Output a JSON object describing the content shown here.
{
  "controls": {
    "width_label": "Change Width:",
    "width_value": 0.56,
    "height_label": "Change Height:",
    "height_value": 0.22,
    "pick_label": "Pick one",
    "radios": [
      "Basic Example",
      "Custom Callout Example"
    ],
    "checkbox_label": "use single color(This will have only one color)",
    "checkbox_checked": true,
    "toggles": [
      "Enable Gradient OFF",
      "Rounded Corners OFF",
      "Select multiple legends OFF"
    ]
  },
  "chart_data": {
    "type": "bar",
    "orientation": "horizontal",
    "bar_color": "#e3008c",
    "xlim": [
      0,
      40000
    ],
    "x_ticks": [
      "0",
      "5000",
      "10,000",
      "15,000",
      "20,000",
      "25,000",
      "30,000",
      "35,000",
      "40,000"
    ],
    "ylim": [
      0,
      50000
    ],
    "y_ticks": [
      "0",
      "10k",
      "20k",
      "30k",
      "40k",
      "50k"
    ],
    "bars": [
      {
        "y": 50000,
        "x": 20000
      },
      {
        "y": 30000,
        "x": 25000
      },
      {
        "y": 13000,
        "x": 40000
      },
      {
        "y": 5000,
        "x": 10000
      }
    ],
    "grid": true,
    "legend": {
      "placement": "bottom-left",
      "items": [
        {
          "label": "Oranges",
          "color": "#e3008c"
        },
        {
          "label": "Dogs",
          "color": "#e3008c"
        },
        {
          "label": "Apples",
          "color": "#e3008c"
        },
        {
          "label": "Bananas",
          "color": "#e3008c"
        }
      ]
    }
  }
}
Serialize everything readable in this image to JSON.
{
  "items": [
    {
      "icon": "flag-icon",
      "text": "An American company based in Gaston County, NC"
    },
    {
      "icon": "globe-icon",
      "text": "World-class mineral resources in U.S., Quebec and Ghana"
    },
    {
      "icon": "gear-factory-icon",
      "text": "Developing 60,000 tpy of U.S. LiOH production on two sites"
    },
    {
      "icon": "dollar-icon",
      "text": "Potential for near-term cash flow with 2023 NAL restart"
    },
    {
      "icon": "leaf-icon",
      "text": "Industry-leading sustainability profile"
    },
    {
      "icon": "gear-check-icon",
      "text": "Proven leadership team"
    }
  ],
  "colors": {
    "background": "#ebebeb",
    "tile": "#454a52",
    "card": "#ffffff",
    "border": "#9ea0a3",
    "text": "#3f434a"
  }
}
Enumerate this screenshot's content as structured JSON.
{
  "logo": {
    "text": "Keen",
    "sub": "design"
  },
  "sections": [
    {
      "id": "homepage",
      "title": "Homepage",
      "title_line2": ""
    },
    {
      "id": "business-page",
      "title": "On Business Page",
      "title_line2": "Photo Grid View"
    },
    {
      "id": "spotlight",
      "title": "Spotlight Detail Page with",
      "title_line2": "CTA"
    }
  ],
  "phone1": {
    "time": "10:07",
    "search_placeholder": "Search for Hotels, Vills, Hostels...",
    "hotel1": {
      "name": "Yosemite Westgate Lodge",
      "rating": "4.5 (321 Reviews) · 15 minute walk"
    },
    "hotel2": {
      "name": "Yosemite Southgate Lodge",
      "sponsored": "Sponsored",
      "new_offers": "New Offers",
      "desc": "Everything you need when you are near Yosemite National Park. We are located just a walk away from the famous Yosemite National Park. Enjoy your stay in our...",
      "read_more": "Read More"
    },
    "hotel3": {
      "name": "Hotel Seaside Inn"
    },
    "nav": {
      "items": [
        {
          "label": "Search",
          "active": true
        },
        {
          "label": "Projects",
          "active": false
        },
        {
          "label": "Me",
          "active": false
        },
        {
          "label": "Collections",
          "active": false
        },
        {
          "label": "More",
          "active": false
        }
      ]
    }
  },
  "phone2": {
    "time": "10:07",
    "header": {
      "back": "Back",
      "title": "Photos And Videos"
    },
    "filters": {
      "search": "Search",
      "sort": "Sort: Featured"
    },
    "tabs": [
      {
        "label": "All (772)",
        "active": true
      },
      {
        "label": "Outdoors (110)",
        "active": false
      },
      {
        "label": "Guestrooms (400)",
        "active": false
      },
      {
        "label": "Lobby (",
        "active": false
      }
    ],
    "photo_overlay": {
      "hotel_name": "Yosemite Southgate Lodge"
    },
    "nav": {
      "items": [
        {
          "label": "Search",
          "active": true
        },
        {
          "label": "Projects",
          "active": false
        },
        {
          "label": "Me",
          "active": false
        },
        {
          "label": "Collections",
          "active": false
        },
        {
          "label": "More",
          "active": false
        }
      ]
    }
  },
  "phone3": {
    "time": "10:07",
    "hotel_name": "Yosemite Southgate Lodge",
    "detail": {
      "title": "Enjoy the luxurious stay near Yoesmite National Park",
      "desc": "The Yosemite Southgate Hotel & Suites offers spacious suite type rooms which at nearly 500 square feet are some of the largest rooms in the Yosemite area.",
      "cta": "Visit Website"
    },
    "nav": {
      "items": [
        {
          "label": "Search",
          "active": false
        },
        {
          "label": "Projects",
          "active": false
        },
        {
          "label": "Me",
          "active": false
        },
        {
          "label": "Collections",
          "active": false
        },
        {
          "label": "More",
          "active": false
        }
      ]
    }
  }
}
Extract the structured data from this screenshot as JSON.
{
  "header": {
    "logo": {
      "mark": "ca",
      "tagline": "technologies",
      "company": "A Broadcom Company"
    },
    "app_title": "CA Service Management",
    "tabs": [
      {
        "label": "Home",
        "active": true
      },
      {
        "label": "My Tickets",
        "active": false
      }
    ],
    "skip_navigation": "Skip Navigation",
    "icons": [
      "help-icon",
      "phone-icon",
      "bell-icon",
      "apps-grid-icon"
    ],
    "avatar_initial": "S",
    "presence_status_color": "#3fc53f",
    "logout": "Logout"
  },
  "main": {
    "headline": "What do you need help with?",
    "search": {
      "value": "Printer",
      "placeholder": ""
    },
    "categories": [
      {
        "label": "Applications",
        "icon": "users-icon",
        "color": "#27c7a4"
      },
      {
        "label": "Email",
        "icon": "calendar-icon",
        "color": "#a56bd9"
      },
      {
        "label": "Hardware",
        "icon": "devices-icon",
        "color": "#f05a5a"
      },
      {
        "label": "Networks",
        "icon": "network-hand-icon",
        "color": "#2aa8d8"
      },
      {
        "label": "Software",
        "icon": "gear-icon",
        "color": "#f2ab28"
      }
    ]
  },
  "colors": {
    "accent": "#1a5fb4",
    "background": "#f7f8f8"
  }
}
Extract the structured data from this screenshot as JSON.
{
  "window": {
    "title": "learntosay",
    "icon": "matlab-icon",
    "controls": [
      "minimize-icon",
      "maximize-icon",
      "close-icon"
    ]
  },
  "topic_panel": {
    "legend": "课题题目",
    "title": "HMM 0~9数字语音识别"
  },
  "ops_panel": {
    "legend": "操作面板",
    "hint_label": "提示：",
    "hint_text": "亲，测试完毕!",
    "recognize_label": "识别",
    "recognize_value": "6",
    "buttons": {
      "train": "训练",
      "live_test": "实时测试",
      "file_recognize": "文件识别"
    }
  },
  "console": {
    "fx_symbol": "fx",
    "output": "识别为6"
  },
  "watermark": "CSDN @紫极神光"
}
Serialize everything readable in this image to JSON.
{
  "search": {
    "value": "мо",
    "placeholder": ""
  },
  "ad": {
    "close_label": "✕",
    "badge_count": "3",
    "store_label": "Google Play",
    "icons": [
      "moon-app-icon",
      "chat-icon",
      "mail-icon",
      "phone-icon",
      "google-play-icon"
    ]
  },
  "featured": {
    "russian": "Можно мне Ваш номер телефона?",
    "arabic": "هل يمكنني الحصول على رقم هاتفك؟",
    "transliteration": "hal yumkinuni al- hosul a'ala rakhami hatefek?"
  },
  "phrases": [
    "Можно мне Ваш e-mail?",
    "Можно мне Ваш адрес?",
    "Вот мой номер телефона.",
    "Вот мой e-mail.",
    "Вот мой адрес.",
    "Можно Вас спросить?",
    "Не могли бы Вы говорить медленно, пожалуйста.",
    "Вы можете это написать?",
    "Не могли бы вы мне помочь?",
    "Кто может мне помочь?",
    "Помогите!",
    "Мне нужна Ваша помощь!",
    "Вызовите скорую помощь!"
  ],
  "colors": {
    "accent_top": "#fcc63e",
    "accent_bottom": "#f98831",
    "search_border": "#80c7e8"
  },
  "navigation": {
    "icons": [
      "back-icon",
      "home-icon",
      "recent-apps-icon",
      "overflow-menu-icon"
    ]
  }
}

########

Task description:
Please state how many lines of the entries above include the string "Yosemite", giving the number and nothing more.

Output:
6